### WORK TASK
Determine the number of lines below that contain "title". Write nothing but that number.

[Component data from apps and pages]
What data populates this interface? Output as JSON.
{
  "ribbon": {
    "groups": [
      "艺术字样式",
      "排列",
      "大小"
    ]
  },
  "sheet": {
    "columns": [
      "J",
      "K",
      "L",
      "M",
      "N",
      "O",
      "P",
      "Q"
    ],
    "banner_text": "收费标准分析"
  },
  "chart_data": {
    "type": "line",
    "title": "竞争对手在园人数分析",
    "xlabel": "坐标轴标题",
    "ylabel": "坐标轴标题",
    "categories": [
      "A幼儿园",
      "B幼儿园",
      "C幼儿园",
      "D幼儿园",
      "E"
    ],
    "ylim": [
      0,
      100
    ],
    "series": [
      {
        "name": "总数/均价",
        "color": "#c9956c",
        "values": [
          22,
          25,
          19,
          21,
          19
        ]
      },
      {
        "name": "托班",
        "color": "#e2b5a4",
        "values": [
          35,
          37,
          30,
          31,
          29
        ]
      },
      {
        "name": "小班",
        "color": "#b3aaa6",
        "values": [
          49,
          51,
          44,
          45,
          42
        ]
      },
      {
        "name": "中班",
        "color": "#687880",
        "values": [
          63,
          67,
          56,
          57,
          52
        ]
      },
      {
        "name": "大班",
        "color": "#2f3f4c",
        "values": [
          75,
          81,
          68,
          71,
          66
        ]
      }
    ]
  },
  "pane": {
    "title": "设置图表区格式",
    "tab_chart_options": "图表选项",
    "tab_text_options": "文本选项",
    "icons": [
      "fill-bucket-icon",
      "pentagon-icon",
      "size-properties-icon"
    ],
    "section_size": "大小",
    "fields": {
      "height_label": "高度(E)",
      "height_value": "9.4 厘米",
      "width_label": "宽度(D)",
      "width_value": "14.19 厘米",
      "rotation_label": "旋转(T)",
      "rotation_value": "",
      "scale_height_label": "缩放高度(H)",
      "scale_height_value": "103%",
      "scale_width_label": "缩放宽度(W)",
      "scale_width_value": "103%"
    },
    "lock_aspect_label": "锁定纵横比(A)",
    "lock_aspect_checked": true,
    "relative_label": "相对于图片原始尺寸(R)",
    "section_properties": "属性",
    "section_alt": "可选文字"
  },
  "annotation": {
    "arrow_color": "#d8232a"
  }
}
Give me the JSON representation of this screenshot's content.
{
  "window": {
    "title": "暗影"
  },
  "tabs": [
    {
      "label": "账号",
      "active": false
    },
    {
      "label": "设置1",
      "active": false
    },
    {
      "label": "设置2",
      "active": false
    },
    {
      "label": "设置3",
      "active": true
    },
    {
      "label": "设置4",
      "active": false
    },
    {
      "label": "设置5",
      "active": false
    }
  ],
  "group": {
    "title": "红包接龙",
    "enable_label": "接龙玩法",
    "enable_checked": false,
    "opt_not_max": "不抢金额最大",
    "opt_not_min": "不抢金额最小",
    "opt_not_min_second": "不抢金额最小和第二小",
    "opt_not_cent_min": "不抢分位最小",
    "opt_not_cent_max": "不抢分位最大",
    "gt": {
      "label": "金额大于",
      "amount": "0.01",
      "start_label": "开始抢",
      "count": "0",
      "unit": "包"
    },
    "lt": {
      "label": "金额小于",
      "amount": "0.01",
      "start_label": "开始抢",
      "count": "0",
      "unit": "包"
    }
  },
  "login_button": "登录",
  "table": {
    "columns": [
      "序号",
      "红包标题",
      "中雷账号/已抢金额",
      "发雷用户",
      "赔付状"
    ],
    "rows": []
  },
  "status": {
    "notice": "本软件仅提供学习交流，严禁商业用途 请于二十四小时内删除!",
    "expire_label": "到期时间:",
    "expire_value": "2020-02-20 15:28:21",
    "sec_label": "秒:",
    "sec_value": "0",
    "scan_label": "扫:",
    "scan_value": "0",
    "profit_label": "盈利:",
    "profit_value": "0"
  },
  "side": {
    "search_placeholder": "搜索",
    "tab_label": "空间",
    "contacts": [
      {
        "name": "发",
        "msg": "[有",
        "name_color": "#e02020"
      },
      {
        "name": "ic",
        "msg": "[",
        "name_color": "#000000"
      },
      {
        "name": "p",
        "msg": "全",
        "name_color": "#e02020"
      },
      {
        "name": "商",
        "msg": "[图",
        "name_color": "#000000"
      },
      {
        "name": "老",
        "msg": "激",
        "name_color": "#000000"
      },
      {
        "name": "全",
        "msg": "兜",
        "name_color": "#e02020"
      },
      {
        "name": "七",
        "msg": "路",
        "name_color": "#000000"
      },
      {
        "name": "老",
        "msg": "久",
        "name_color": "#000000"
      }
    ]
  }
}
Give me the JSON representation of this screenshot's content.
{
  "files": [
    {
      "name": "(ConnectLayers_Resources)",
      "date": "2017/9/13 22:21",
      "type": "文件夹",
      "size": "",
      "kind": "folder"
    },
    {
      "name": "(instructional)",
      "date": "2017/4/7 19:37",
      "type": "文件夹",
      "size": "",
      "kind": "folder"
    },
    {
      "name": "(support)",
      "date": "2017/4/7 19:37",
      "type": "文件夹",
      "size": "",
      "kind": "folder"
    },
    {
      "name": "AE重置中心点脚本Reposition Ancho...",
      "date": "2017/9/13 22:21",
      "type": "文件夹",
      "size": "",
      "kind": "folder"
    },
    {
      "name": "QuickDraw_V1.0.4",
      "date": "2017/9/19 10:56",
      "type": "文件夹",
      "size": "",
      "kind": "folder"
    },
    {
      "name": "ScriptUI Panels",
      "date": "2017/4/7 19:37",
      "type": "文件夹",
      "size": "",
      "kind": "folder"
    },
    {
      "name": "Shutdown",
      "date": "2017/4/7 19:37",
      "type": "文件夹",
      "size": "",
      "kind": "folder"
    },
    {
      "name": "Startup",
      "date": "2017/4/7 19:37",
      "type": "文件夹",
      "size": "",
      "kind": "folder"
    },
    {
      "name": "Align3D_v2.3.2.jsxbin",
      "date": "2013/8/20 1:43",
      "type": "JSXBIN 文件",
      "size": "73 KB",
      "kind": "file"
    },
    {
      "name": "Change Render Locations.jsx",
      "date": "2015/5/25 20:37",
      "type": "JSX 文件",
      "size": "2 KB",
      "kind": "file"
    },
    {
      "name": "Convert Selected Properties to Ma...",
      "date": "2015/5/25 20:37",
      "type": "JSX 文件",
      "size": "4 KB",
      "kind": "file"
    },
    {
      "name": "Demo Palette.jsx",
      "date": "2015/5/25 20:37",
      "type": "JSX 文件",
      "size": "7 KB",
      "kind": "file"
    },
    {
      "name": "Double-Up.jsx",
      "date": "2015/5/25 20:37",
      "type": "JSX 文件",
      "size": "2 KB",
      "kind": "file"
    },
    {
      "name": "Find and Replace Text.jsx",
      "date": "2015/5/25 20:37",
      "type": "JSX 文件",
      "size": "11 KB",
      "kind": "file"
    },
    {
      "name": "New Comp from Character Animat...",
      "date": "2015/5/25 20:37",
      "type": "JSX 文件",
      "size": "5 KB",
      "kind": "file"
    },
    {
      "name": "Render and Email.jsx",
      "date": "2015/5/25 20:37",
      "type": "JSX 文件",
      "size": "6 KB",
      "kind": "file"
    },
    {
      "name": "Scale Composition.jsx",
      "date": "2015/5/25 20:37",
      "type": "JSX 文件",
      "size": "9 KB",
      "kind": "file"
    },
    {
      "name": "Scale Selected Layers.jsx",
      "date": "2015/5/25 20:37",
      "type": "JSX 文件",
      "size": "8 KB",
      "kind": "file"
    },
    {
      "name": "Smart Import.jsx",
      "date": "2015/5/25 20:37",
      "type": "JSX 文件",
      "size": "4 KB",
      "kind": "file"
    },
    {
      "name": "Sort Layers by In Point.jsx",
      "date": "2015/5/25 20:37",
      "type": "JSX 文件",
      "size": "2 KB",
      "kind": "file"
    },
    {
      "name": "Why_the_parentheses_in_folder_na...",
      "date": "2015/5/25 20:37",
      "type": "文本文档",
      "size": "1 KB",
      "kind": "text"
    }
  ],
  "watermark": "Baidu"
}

### RESPONSE FOR THIS EXERCISE
4